Friday, August 8, 2014

More Eighth Doctor and Charley

I’m continuing to work my way through the Eighth Doctor audio stories from Big Finish Productions, and just finished the excellent, if lengthy, and interconnected series of stories, starting with 2002’s “Neverland” through 2004’s “The Next Life.”

“Neverland” introduces the concept of anti-time and people who live beyond time and space. Romana, now President of the High Council of Time Lords, attempts to fix the rip in the universe the Doctor caused by rescuing Charley Pollard from the R-101 in the 1930s (in “Storm Warning”). The sequel, “Zagreus,” continues the story in the TARDIS – and on Gallifrey. By the end of the story, the Doctor is exiled from our universe, unable to return and under penalty of death from the Time Lords if he finds a way to do so. As Zagreus was the 50th story in the Main Range of Big Finish Doctor Who stories, it is longer than usual, at around three hours, and has a large cast, including actors who played other Doctors (Colin Baker, Peter Davison, Sylvester McCoy) and companions (Elisabeth Sladen, Nicola Bryant, Sarah Sutton, Nicholas Courtney) in different roles.
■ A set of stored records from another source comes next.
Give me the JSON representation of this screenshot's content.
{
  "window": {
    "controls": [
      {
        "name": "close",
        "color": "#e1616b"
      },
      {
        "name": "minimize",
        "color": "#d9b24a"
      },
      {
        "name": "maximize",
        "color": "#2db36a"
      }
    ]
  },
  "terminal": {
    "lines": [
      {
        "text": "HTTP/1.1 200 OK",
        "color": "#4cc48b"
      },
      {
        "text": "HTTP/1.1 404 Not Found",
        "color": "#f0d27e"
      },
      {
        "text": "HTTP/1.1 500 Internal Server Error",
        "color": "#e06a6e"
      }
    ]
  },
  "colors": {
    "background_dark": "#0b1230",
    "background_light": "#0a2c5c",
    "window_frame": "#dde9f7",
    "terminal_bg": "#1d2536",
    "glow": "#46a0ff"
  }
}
From “Zagreus,” the next stories take place in the Divergent Universe, a pocket universe created by Rassilon  to contain the anti-time creatures. In “Scherzo,” “The Creed of the Kromon,” “The Natural History of Fear,” “The Twilight Kingdom,” “Faith Stealer,” “The Last,” and “Caerdroia,” the Doctor and Charley explore the Divergent Universe while simultaneously trying to find the TARDIS and understand the world around them. By “The Next Life,” the Doctor thinks he understands how the pocket universe works, but he discovers yet more secrets before finally making his way back to our universe.  Along the way, the listener understands how all the stories are connected, with events from “Neverland” and “Zagreus” affecting those in “The Next Life.” It’s an ambitious project, and I enjoyed the series as a whole, even if some of the stories were hard to follow in places. (Thank goodness for the Internet and plot synopses!)

Thursday, July 24, 2014

Carnival of Doom

Via Ziki Questi’s blog, I encountered Deadpool 2.0, where an abandoned carnival nestles against an insane asylum.

Deadpool 001

The roller coaster and Ferris wheel dominate the skyline, and the entire carnival focuses on the macabre and gruesome. Ghosts haunt the buildings.

Deadpool 002

Up a hill, past the skeleton on the ground, up the stone stairs flanked by trees in the shape of grasping hands, stands an asylum, as abandoned as the carnival.

Deadpool 003

Inside, lights flicker, illuminating the haphazard body or the occasional lunatic. The gentleman below has “Kiss the cook” written in blood on his toque and continues to grasp his bloody butcher’s knife.

Deadpool 004

The medical center is no cheerier, with the blood-soaked sheet over a corpse and the message “No escape” scrawled next to the gurney.

Deadpool 005
No doubt there was much more to explore, but the wiser part of me decided this was a good time to leave, while I was still among the living.

Deadpool 006

Deadpool 007

Deadpool 008